Curbs on data collection get tentative nod
WASHINGTON — A proposal backed by President Barack Obama to constrain the National Security Agency’s systematic collection of Americans’ telephone data drew a cautious welcome Sunday from a key congressional intelligence leader, but she offered a few significant caveats.
Sen. Dianne Feinstein, D-Calif. and chairwoman of the Senate Intelligence Committee, welcomed several aspects of the plan, which was developed by the Justice Department and intelligence officials and endorsed Tuesday by the president during his recent European trip. It still requires congressional approval.
Under the proposal, bulk records on Americans’ phone calls would remain in the hands of telephone companies, which would not be required to retain the data any longer than they normally would. A judge’s permission would be required for the agency to obtain specific records.
Feinstein, in her most detailed reaction to the proposal, endorsed Obama’s proposal not to force the telecommunications companies to hold on to call data longer than they normally would — a minimum of 18 months under current federal regulations. The NSA currently keeps the data for five years.
Feinstein, appearing on the CNN program “State of the Union,” said that it was not clear that all the telecoms, skittish after revelations of their involvement, were willing to hold the data unless legally required to do so. “When we talked to them,” she said, “they were not.”
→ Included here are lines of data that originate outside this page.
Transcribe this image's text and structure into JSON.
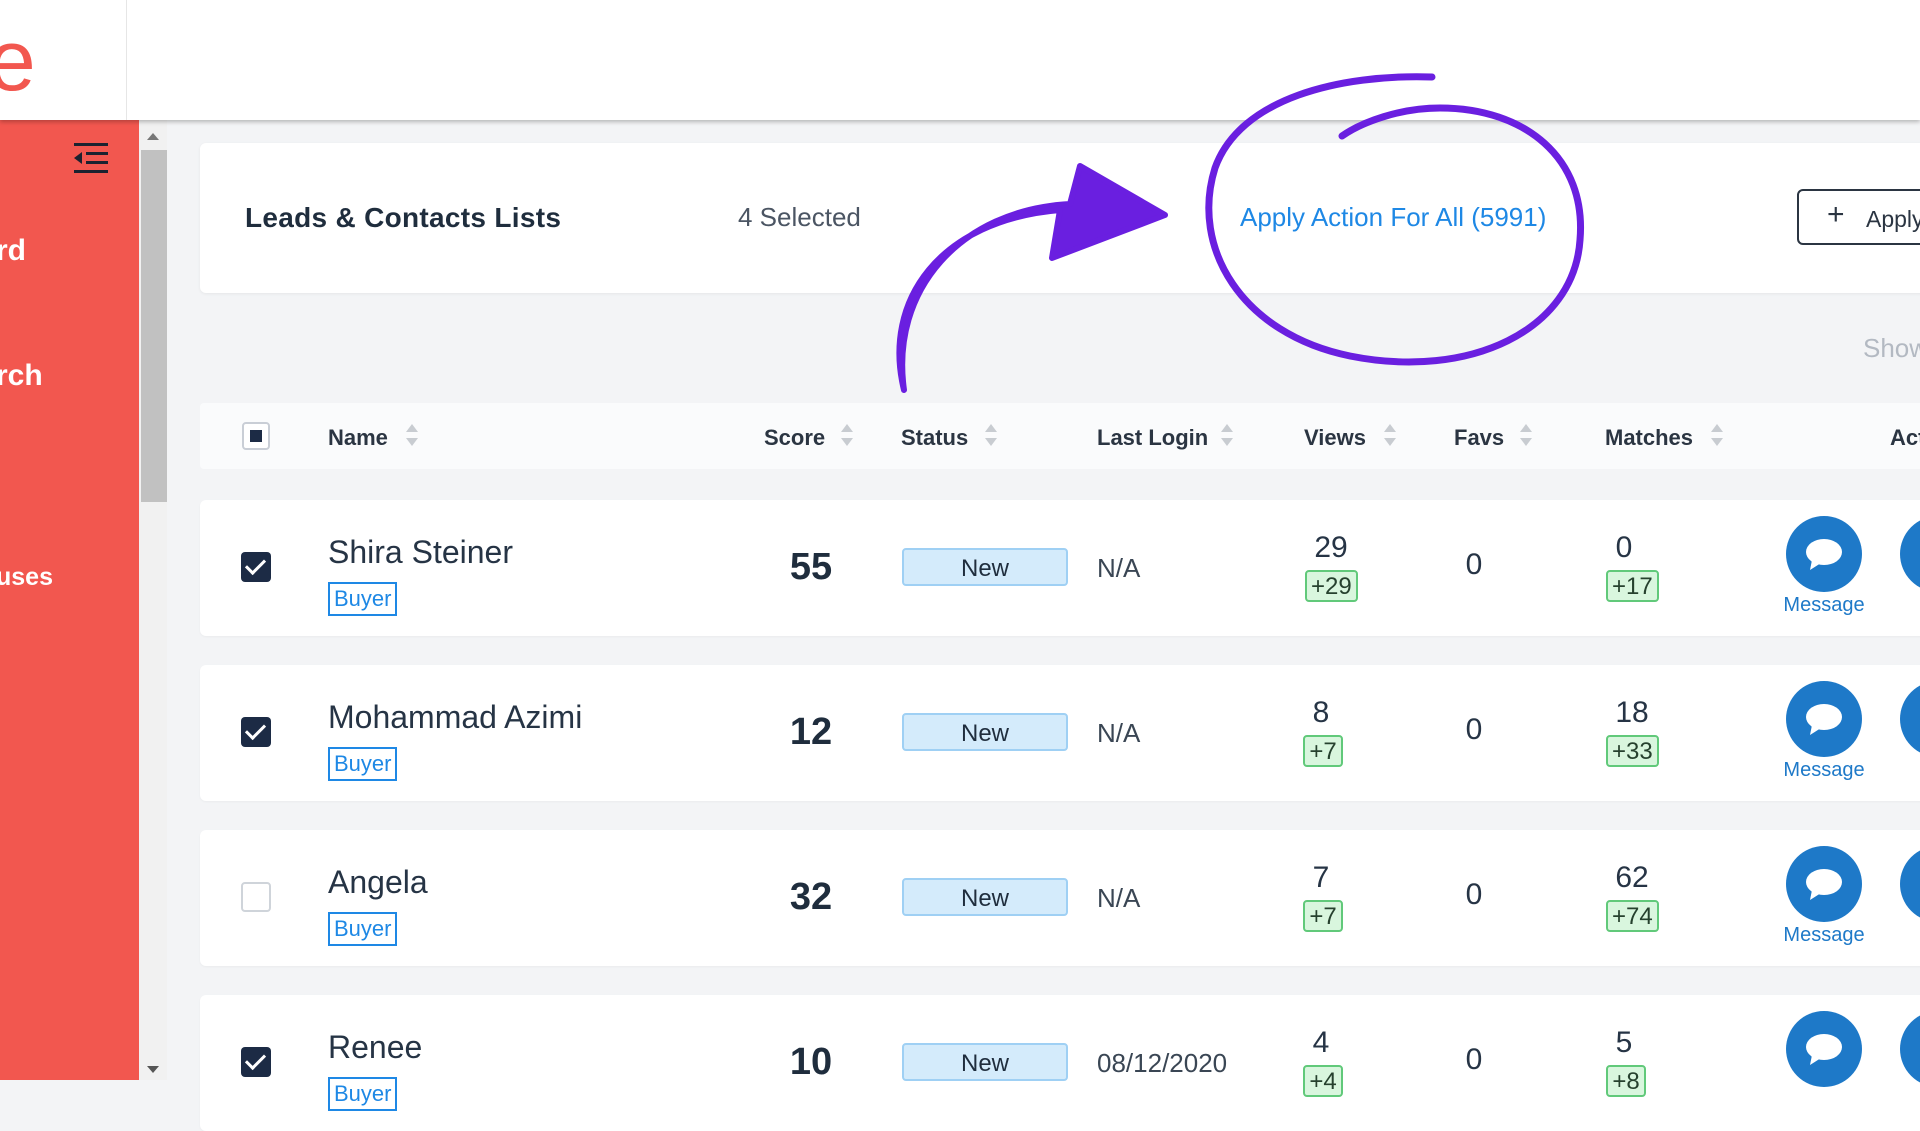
{
  "logo": {
    "text": "te"
  },
  "sidebar": {
    "items": [
      {
        "label": "rd"
      },
      {
        "label": "rch"
      },
      {
        "label": "uses"
      }
    ]
  },
  "header": {
    "title": "Leads & Contacts Lists",
    "selected": "4 Selected",
    "apply_all": "Apply Action For All (5991)",
    "apply_button": "Apply",
    "show": "Show"
  },
  "table": {
    "columns": [
      "Name",
      "Score",
      "Status",
      "Last Login",
      "Views",
      "Favs",
      "Matches",
      "Act"
    ],
    "message_label": "Message",
    "rows": [
      {
        "name": "Shira Steiner",
        "tag": "Buyer",
        "score": "55",
        "status": "New",
        "last_login": "N/A",
        "views": "29",
        "views_delta": "+29",
        "favs": "0",
        "matches": "0",
        "matches_delta": "+17",
        "checked": true
      },
      {
        "name": "Mohammad Azimi",
        "tag": "Buyer",
        "score": "12",
        "status": "New",
        "last_login": "N/A",
        "views": "8",
        "views_delta": "+7",
        "favs": "0",
        "matches": "18",
        "matches_delta": "+33",
        "checked": true
      },
      {
        "name": "Angela",
        "tag": "Buyer",
        "score": "32",
        "status": "New",
        "last_login": "N/A",
        "views": "7",
        "views_delta": "+7",
        "favs": "0",
        "matches": "62",
        "matches_delta": "+74",
        "checked": false
      },
      {
        "name": "Renee",
        "tag": "Buyer",
        "score": "10",
        "status": "New",
        "last_login": "08/12/2020",
        "views": "4",
        "views_delta": "+4",
        "favs": "0",
        "matches": "5",
        "matches_delta": "+8",
        "checked": true
      }
    ]
  },
  "colors": {
    "sidebar": "#f2574f",
    "accent": "#1e88e5",
    "annotation": "#6a1fe0"
  }
}
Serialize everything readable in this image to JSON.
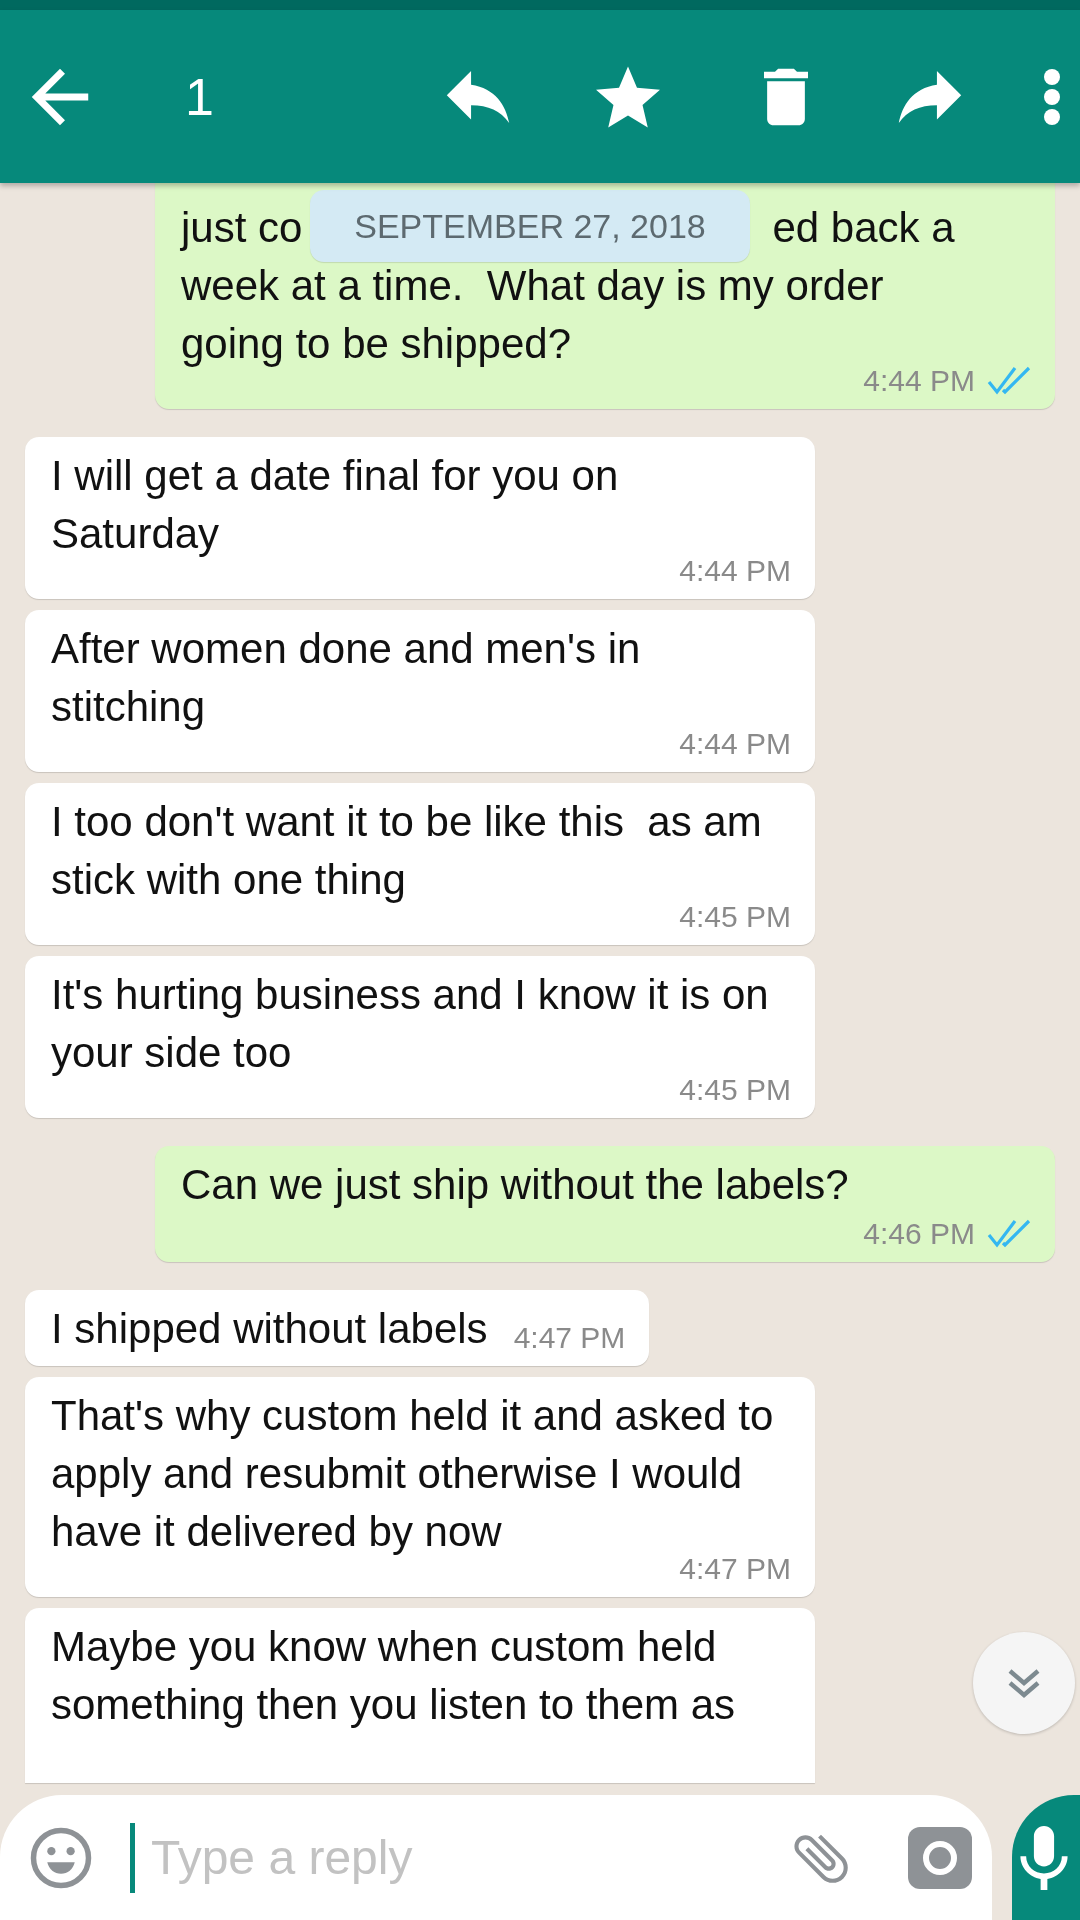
{
  "toolbar": {
    "selected_count": "1"
  },
  "date_chip": "SEPTEMBER 27, 2018",
  "messages": [
    {
      "kind": "outgoing",
      "fragments": [
        "just co",
        "ed back a"
      ],
      "text": "week at a time.  What day is my order going to be shipped?",
      "time": "4:44 PM",
      "read": true
    },
    {
      "kind": "incoming",
      "text": "I will get a date final for you on Saturday",
      "time": "4:44 PM"
    },
    {
      "kind": "incoming",
      "text": "After women done and men's in stitching",
      "time": "4:44 PM"
    },
    {
      "kind": "incoming",
      "text": "I too don't want it to be like this  as am stick with one thing",
      "time": "4:45 PM"
    },
    {
      "kind": "incoming",
      "text": "It's hurting business and I know it is on your side too",
      "time": "4:45 PM"
    },
    {
      "kind": "outgoing",
      "text": "Can we just ship without the labels?",
      "time": "4:46 PM",
      "read": true
    },
    {
      "kind": "incoming",
      "text": "I shipped without labels",
      "time": "4:47 PM"
    },
    {
      "kind": "incoming",
      "text": "That's why custom held it and asked to apply and resubmit otherwise I would have it delivered by now",
      "time": "4:47 PM"
    },
    {
      "kind": "incoming",
      "text": "Maybe you know when custom held something then you listen to them as",
      "cut": true
    }
  ],
  "composer": {
    "placeholder": "Type a reply"
  }
}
She said that having the initial request for data conducted by telecom personnel instead of agency analysts raises another concern: “Is privacy as controlled as it is with 22 vetted people at the National Security Agency who are supervised and watched with everything they do?”
Feinstein also sided with the White House proposal on an alternative suggested last week by the leaders of the House Intelligence Committee on a key question: whether a judge should be required to sign off each time before the NSA views calling records, except in emergencies.
Obama has said there should be prior judicial review, while the House committee would allow the agency to subpoena the records directly.
Michael Morell, a former deputy director of the CIA who was on the panel that made the recommendations supported by Obama, said that he thought the president’s plan and the approach of the House committee were “very, very close to each other.” If the House plan is adopted, “I’m comfortable with that,” he said on CBS’ “Face the Nation.”
Feinstein also supported the proposed requirement for court approval of each request for phone data, saying, “I happen to believe it could be done on an emergency basis.”
She backed limits that allow the tracing of calls back through only two “hops” — or calling links — from a suspect in an effort to identify the suspect’s associates.